A health care facility can purchase new assets such as computers. Fixed assets will increase, which will also increase their liabilities or cash. The values of liabilities and net assets added together equal the value of assets. This equation balances financial sheets all the time. The values in liabilities, net assets, and assets varies in relation to a constantly changing health care world. Health care organizations have a large number of transactions. Hospitals usually categorize their transactions for better uniformity (Cleverly, Song, & Cleverly, 2011). Cost Valuation
Cost valuation is the process of estimating the values of goods. Cost valuations can be done on assets, such as investments, business, enterprises, or intangible assets. Cost valuation is the preferred method for accounts because it is more objective. On financial statements, accountants list the value of assets and liabilities as the value of when they were first purchased. This practice can be misleading because these assets will not equal the amount of money obtained if the assets were sold. Health care organizations use cost valuation to determine the full cost of providing services to clients.

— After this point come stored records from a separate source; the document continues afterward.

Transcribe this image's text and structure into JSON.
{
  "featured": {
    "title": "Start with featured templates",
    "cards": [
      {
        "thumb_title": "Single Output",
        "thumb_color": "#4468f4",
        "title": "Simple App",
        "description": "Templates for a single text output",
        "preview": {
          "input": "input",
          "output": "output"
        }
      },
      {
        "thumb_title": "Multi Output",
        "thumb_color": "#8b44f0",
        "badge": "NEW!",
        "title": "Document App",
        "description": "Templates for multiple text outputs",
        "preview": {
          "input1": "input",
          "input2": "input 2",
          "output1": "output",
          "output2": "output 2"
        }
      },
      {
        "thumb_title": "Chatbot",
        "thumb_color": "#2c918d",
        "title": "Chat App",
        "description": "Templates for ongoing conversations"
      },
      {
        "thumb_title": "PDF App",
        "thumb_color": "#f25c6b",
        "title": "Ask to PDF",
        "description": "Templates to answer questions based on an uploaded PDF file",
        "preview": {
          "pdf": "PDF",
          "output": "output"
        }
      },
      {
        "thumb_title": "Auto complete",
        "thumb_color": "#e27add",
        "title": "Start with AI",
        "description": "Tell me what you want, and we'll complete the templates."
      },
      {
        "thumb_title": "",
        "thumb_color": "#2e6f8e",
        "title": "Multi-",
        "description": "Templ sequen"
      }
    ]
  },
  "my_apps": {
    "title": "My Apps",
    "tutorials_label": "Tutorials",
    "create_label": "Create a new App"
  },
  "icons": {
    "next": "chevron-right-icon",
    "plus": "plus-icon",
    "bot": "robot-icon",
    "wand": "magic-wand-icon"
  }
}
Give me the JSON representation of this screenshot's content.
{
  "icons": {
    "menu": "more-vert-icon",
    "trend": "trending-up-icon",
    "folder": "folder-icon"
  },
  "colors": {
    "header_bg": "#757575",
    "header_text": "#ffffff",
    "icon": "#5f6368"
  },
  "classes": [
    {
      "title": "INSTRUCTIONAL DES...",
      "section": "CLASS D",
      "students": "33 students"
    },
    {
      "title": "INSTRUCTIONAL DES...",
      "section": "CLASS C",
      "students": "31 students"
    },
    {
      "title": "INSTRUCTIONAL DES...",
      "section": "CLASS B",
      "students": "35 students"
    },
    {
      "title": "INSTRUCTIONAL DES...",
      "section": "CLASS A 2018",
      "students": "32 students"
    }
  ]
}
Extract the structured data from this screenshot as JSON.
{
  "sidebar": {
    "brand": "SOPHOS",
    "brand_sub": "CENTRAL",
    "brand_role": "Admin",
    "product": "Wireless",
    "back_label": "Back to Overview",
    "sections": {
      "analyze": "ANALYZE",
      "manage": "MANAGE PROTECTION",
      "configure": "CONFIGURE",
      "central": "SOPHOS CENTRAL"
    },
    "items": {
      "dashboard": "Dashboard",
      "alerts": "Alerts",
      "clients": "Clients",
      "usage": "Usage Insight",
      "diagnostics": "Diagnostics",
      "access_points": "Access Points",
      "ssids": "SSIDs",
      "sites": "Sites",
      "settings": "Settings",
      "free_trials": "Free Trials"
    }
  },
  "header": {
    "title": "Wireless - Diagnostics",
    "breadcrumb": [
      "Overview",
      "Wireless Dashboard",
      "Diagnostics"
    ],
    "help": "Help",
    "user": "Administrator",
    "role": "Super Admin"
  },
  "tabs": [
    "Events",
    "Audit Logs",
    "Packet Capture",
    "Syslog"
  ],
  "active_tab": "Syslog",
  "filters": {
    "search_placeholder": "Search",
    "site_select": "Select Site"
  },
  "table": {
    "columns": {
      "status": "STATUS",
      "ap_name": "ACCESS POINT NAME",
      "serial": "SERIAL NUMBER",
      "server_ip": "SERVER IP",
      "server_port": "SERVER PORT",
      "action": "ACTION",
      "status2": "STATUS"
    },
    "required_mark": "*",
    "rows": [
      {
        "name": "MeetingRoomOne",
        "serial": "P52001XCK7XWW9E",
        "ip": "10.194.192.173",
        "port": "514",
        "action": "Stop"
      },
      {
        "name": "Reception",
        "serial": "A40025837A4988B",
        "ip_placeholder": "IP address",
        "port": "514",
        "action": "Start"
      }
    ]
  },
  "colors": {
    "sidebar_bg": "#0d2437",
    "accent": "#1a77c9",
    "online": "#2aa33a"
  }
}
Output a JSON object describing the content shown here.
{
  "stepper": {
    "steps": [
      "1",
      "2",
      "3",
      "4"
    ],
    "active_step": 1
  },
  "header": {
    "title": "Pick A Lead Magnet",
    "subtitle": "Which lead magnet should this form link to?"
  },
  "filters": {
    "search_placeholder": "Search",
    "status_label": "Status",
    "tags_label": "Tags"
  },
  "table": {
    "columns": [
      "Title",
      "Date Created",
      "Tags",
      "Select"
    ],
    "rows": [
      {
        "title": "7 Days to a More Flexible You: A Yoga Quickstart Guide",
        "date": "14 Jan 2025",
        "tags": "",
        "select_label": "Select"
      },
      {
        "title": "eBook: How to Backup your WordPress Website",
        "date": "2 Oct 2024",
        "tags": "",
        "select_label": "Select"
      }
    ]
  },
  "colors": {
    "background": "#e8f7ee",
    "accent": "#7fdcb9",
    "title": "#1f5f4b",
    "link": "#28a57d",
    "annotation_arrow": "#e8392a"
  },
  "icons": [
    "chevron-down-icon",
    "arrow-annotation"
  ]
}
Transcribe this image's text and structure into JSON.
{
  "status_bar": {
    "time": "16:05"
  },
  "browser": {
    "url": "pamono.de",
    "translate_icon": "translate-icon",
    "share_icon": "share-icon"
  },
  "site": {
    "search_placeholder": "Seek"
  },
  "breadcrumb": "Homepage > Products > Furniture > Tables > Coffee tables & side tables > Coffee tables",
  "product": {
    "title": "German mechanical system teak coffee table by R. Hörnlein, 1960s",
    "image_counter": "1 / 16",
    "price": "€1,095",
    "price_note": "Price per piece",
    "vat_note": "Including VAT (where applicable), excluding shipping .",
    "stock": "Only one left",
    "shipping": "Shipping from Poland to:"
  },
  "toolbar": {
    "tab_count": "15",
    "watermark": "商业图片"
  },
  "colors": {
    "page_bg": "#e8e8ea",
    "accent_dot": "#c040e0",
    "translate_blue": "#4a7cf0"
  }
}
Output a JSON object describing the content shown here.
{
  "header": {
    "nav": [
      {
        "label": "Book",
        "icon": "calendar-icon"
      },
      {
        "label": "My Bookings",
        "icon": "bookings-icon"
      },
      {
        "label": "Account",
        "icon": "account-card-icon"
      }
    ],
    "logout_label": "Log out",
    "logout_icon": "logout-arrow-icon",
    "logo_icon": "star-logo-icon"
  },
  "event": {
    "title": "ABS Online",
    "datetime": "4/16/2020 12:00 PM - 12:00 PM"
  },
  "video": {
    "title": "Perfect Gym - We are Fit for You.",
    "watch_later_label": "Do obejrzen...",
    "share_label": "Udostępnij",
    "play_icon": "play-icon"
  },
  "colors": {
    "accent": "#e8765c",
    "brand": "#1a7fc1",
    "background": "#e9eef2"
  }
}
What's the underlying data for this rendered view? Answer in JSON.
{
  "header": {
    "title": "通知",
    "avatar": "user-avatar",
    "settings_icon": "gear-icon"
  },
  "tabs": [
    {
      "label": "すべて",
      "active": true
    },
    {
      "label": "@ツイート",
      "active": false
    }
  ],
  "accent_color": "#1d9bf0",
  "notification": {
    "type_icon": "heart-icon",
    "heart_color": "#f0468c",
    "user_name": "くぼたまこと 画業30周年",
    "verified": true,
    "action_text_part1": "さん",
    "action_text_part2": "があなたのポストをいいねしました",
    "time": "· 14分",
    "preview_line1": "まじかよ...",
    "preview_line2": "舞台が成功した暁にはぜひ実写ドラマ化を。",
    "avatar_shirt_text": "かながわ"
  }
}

For management to make sound decisions, the full cost must be known at all levels, including department, patient, and procedure (Cleverly, Song, & Cleverly, 2011). Stable Monetary Unit Globalization has help to create accessibility to more people including businesses. Businesses can accept payment for services in several currencies while conducting business around the world. Using the same currency is necessary so accounts remain orderly. Currencies exchanged in the open market hold their stable monetary unit. Inflation and the changing rate of currencies do not take effect.
Accountants do not adjust accounts for inflation so the purchasing power of the dollar is not lost. For example, health care organizations may have a huge cash deficit if their rates are set to historical cost depreciation when it is time for the asset to be replaced. This is why most health care organizations do not use an increased replacement cost in their reports. Accountants report assets as dollar amounts. Balance sheets will not have any assets listed that cannot be reported in dollar amounts (Cleverly, Song, & Cleverly, 2011). Conclusion
GAAP is a collection of standards that allows potential investors to have a dependable view of an institution’s financial status. The above set of principles ensures organizations are consistent with their reporting measures. GAAP has been developing for years and will change with the environment. When individuals understand the basics and significance of financial accountability using GAAP, they understand the procedures and rules that define accepted accounting practice. These general principles need to be applied and practiced in detail.
In addition, these procedures were created to provide standards to measure financial accountability of any organization. Most significantly these principles are the frameworks used to address the specific needs of a health care institution’s financial department. References Bradford, T. (2007, August). An Explanation of Generally Accepted Accounting Principles (GAAP). Accounting by Suite 101. Retrieved from http://www. suite101. com/content/what-is-gaap-a28142 Cleverly, W. O. , Song, P. H. , & Cleverly, J. O. (2011). Essentials of health care finance (7th ed. ). Sudbury, MA: Jones and Bartlett Learning.